Caffeinated alcohol behind teen's death

Experts warn against the growing trend of mixing alcohol and energy drinks

A cocktail of alcohol and energy drinks mixed according to an online recipe appears to be behind the death of a teenage girl in Sydney this week.

Fifteen-year-old Paris Kamper was found unconscious in her home on Friday night and rushed to Westmead Children's Hospital, where her blood alcohol content was recorded at a lethal .40, according to media reports.

She died three days later.

Commenting on the case, Dr David Caldicott, an emergency consultant and senior clinical lecturer in medicine at the Australian National University, says the combination of alcohol and caffeine, particularly in uninitiated drinkers, is particularly dangerous.

He points to several studies that have demonstrated how caffeine can mask the effects of alcohol-induced fatigue, allowing consumers to “drink more alcohol, for longer, with ever-increasing rates of disinhibition and risk of poisoning from the alcohol moiety”.
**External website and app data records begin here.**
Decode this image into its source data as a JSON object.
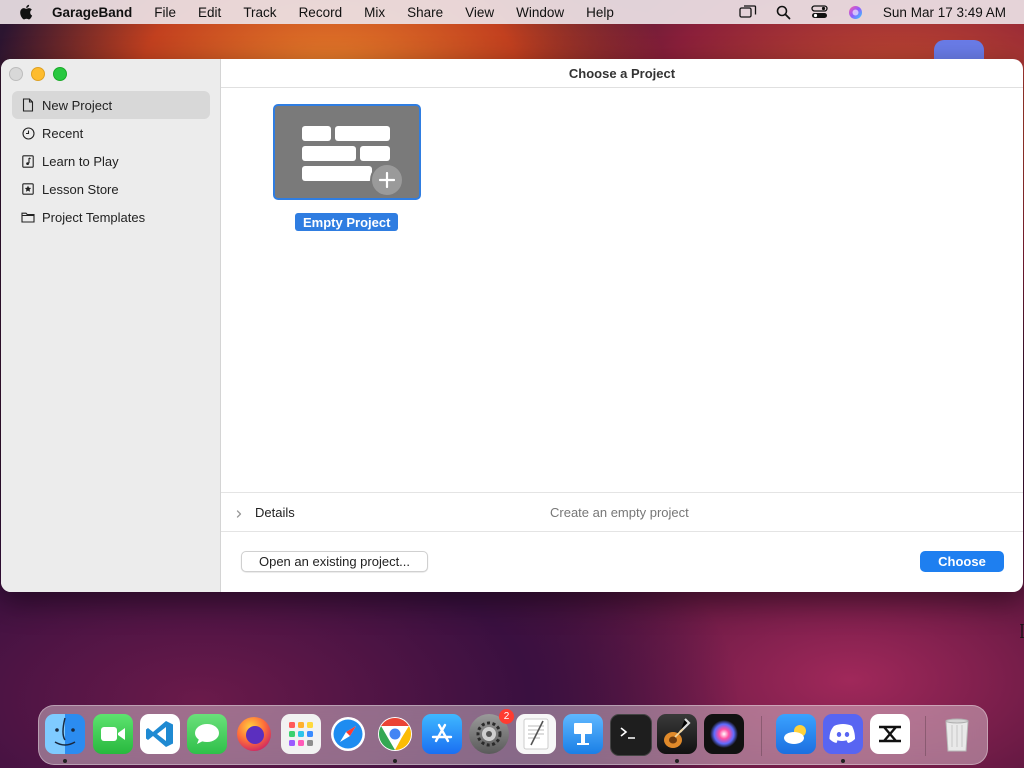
{
  "menubar": {
    "app_name": "GarageBand",
    "items": [
      "File",
      "Edit",
      "Track",
      "Record",
      "Mix",
      "Share",
      "View",
      "Window",
      "Help"
    ],
    "clock": "Sun Mar 17  3:49 AM"
  },
  "window": {
    "title": "Choose a Project",
    "sidebar": {
      "items": [
        {
          "label": "New Project",
          "icon": "document-icon",
          "selected": true
        },
        {
          "label": "Recent",
          "icon": "clock-icon"
        },
        {
          "label": "Learn to Play",
          "icon": "music-note-icon"
        },
        {
          "label": "Lesson Store",
          "icon": "star-icon"
        },
        {
          "label": "Project Templates",
          "icon": "folder-icon"
        }
      ]
    },
    "project": {
      "label": "Empty Project"
    },
    "details": {
      "label": "Details",
      "description": "Create an empty project"
    },
    "buttons": {
      "open": "Open an existing project...",
      "choose": "Choose"
    }
  },
  "dock": {
    "apps": [
      "Finder",
      "FaceTime",
      "Visual Studio Code",
      "Messages",
      "Firefox",
      "Launchpad",
      "Safari",
      "Google Chrome",
      "App Store",
      "System Settings",
      "TextEdit",
      "Keynote",
      "Terminal",
      "GarageBand",
      "Siri",
      "Weather",
      "Discord",
      "CapCut",
      "Trash"
    ],
    "system_settings_badge": "2"
  },
  "colors": {
    "accent": "#2f7de1",
    "choose_button": "#1e7ff0"
  }
}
In particular, research conducted at the same university by Dr Rebecca McKetin shows that caffeinated alcoholic beverages appear to increase the desire to drink more alcohol, often described as ‘the priming effect’.
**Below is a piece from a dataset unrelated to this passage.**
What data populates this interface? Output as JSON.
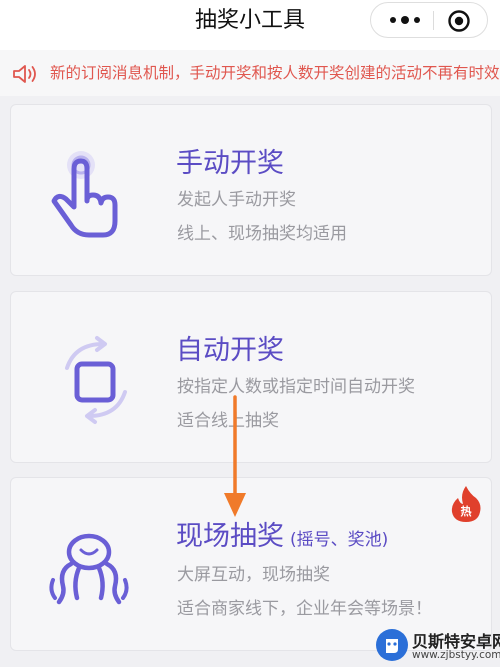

Dr Caldicott notes that Australia has some of the strictest laws regarding energy drinks in the world, but he says the simple addition of alcohol seems to have rendered them largely invisible to scrutiny.

The US banned the sale of premixed or ready-to-drink caffeinated alcoholic drinks in 2010, he adds.
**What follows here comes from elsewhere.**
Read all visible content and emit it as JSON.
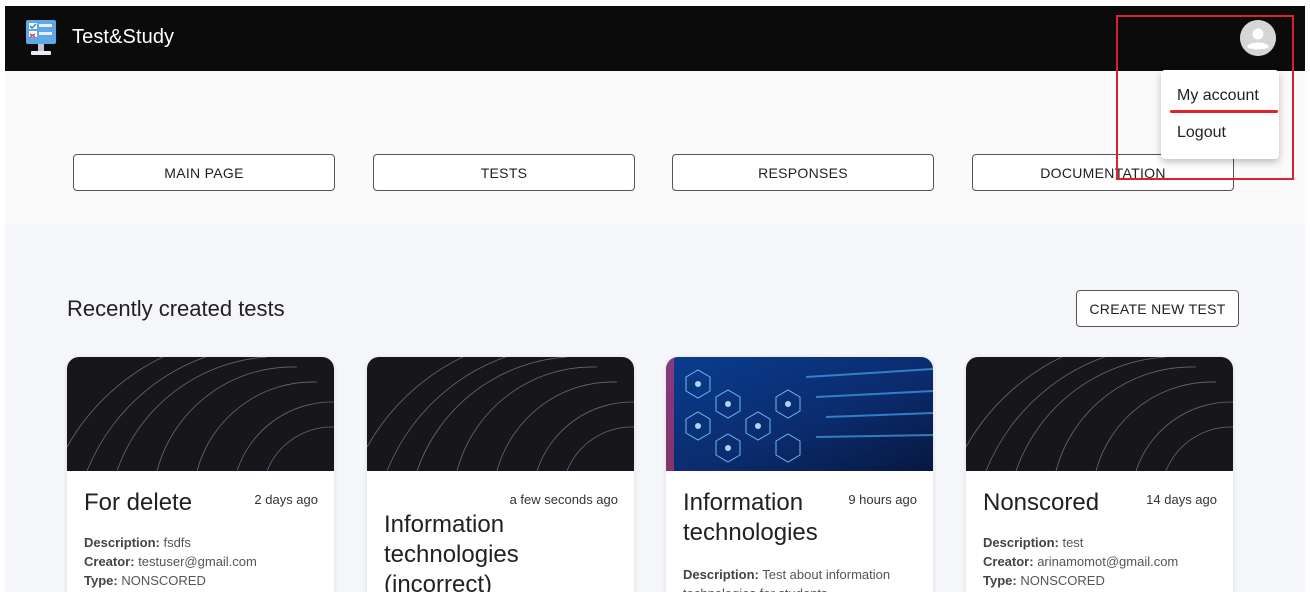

Associate Professor Melissa Norberg, a behavioural scientist at Macquarie University, says that, although fewer adolescents are drinking alcohol these days, when they do drink, they are likely to choose a caffeinated alcoholic beverage.

Espresso martinis, rum and cokes, vodka Red Bulls and Jagerbombs are common examples, she says.